Required action: Whenever a line below mentions the word "screenshot", that line should be copied.

App and web page records:
****************

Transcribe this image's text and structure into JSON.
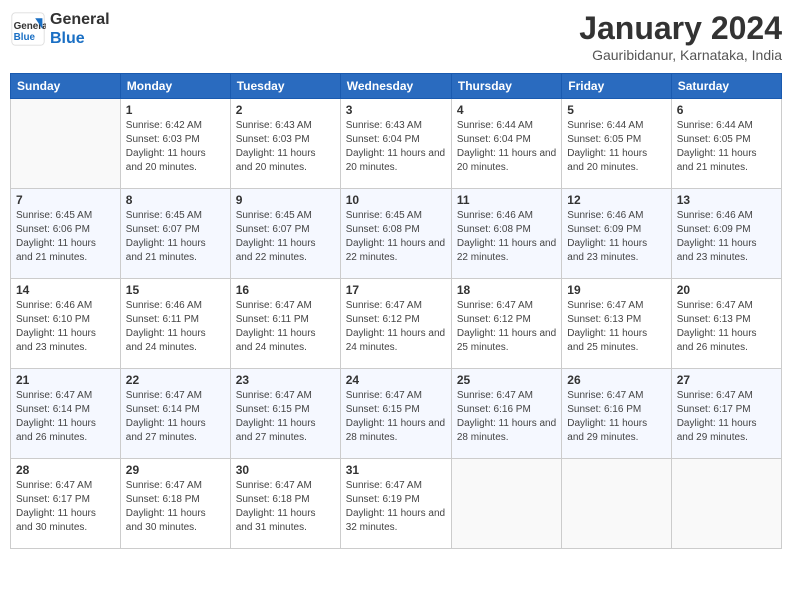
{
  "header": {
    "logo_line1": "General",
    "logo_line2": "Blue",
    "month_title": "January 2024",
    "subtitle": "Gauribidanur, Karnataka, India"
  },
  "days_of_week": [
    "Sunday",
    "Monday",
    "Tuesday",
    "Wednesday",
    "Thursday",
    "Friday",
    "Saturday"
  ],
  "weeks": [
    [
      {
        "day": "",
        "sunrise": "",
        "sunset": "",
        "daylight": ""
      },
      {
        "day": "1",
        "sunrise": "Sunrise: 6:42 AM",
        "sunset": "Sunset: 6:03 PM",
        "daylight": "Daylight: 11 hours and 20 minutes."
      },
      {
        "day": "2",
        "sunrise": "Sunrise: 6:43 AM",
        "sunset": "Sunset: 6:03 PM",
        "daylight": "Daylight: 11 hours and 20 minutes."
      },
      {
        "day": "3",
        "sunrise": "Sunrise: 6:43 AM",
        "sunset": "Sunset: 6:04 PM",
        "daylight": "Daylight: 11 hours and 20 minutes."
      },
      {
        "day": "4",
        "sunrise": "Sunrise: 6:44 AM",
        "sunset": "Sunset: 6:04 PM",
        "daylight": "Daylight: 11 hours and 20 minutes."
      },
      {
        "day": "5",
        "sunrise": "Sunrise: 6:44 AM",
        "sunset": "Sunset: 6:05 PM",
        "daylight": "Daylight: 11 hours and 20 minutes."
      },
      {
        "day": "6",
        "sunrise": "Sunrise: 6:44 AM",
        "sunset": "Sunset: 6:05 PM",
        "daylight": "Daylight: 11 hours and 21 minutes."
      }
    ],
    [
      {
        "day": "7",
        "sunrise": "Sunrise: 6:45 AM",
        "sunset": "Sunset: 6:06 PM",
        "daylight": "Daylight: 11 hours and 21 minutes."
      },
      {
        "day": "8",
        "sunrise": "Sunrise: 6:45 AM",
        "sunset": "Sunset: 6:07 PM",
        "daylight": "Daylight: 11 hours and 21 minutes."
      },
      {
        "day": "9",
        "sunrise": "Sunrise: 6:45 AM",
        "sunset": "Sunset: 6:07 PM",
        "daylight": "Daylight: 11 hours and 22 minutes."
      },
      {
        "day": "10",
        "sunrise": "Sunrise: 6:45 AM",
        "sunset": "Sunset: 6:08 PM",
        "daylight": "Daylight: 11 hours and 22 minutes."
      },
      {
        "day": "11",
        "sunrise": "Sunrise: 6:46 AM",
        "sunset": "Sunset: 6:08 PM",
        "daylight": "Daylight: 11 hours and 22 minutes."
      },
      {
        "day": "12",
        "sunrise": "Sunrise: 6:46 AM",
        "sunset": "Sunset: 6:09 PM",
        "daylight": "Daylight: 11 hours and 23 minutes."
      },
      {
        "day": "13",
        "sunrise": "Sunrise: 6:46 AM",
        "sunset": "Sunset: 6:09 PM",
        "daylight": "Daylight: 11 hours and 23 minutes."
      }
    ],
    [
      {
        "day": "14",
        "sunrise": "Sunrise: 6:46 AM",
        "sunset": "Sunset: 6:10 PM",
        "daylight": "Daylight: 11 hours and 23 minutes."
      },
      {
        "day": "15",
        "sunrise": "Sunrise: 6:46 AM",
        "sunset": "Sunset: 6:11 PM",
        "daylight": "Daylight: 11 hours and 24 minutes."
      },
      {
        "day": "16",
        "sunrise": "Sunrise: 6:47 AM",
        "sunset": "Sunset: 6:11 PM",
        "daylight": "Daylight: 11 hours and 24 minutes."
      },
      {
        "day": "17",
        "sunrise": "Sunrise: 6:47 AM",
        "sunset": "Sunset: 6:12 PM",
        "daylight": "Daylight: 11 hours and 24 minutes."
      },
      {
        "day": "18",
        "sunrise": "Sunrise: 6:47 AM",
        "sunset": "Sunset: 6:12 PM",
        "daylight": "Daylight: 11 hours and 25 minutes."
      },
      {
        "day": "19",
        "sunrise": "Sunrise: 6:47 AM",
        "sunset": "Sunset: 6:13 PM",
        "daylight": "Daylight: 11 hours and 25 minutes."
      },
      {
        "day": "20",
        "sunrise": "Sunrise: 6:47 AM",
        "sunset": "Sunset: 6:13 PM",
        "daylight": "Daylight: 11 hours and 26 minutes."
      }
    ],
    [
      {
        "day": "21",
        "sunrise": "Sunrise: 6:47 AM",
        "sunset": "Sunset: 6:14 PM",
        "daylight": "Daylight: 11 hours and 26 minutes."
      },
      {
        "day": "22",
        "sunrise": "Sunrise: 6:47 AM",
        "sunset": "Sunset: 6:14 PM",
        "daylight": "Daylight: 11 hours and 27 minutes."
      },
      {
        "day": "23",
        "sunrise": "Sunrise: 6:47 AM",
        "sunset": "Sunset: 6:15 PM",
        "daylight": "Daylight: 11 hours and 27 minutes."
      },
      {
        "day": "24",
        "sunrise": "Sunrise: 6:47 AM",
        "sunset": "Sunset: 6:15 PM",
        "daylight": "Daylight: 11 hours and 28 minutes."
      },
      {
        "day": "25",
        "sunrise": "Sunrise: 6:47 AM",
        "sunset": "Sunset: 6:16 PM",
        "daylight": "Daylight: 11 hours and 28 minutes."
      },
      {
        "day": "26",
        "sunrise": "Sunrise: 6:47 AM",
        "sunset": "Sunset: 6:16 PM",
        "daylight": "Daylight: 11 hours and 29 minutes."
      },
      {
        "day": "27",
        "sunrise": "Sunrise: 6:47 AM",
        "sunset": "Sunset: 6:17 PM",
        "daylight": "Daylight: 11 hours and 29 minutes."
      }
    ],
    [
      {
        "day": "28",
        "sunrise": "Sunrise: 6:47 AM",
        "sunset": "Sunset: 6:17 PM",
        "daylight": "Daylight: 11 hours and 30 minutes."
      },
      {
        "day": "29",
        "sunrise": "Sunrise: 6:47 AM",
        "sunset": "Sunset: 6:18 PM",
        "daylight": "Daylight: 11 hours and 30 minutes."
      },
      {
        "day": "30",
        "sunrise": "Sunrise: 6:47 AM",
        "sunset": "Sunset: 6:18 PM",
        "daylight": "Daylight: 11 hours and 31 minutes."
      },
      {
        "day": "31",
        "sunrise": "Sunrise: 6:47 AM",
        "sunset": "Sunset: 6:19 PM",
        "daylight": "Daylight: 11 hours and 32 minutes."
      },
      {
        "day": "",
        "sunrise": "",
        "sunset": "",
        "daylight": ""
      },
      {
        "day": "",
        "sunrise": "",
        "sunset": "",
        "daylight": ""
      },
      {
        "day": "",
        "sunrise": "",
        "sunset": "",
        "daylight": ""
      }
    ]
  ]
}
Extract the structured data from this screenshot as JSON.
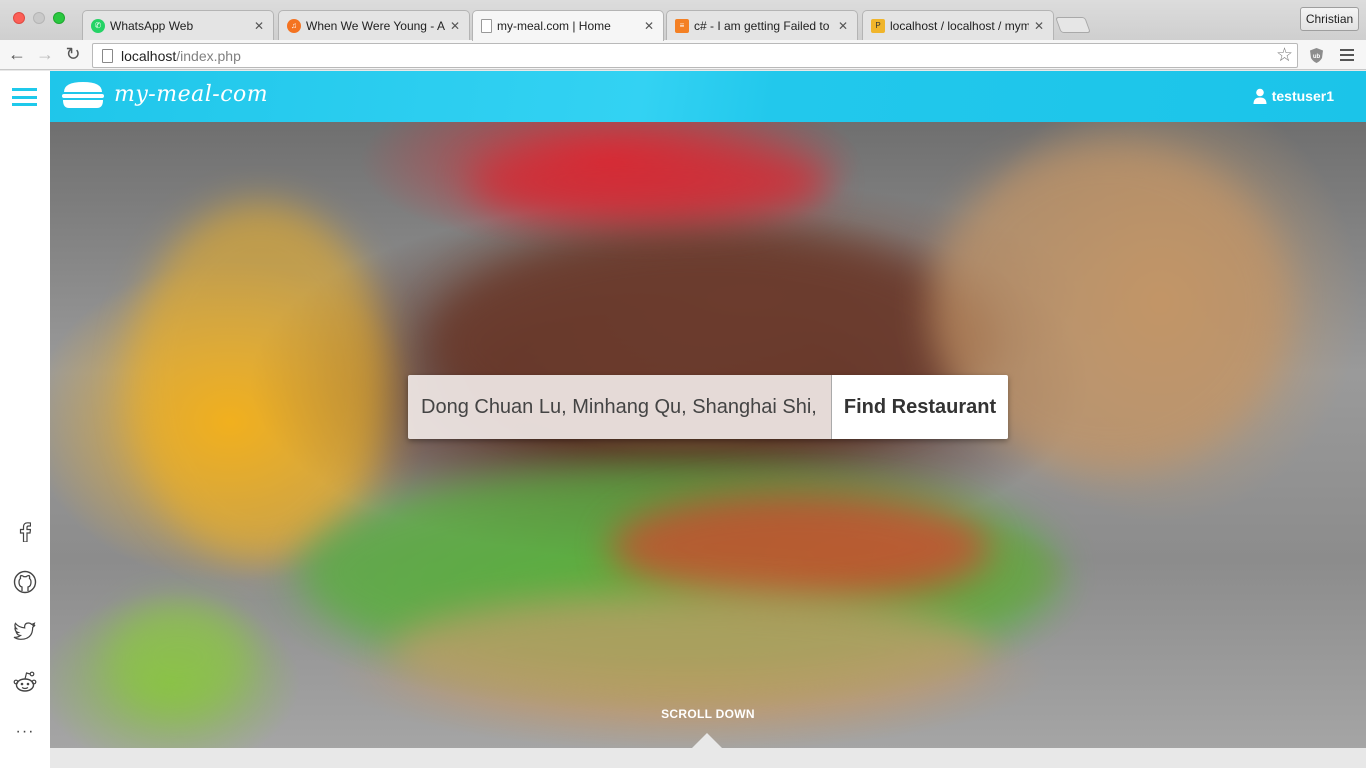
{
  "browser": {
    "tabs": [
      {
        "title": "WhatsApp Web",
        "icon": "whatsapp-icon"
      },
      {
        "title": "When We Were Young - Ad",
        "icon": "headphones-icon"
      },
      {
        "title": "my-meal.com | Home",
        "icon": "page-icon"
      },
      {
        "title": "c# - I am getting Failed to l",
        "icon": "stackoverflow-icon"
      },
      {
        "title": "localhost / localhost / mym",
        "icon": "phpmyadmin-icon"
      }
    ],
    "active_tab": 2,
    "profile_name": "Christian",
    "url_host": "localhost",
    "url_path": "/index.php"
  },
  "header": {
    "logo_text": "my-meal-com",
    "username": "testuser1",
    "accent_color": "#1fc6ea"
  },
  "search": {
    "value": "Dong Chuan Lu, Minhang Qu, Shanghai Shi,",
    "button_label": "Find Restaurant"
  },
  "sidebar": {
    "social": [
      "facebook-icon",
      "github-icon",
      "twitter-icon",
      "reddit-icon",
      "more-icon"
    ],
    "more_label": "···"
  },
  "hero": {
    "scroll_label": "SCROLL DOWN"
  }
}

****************

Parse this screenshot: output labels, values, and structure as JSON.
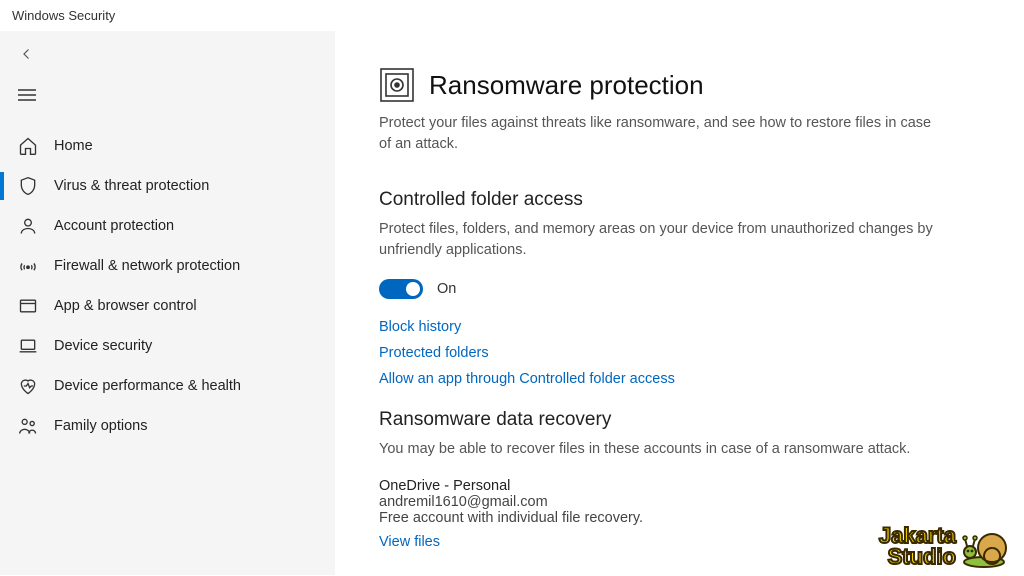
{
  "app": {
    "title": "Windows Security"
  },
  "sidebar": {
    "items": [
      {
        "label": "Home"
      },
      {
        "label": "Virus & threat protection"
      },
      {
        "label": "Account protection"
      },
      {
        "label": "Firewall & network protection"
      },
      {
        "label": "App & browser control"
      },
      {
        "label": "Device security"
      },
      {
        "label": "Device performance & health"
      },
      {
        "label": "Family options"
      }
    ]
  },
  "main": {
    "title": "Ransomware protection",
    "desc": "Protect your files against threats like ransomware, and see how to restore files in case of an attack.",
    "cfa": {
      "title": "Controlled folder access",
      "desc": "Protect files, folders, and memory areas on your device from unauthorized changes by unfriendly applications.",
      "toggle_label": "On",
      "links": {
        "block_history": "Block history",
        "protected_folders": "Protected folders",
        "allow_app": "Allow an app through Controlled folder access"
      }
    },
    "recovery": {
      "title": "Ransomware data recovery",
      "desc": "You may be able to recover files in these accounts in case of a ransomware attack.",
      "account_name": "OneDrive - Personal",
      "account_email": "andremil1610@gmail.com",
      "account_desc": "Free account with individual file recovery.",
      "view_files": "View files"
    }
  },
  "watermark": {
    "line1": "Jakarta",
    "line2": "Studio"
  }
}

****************

Final answer:
Extract the structured data from this screenshot as JSON.
Parse this screenshot: output labels, values, and structure as JSON.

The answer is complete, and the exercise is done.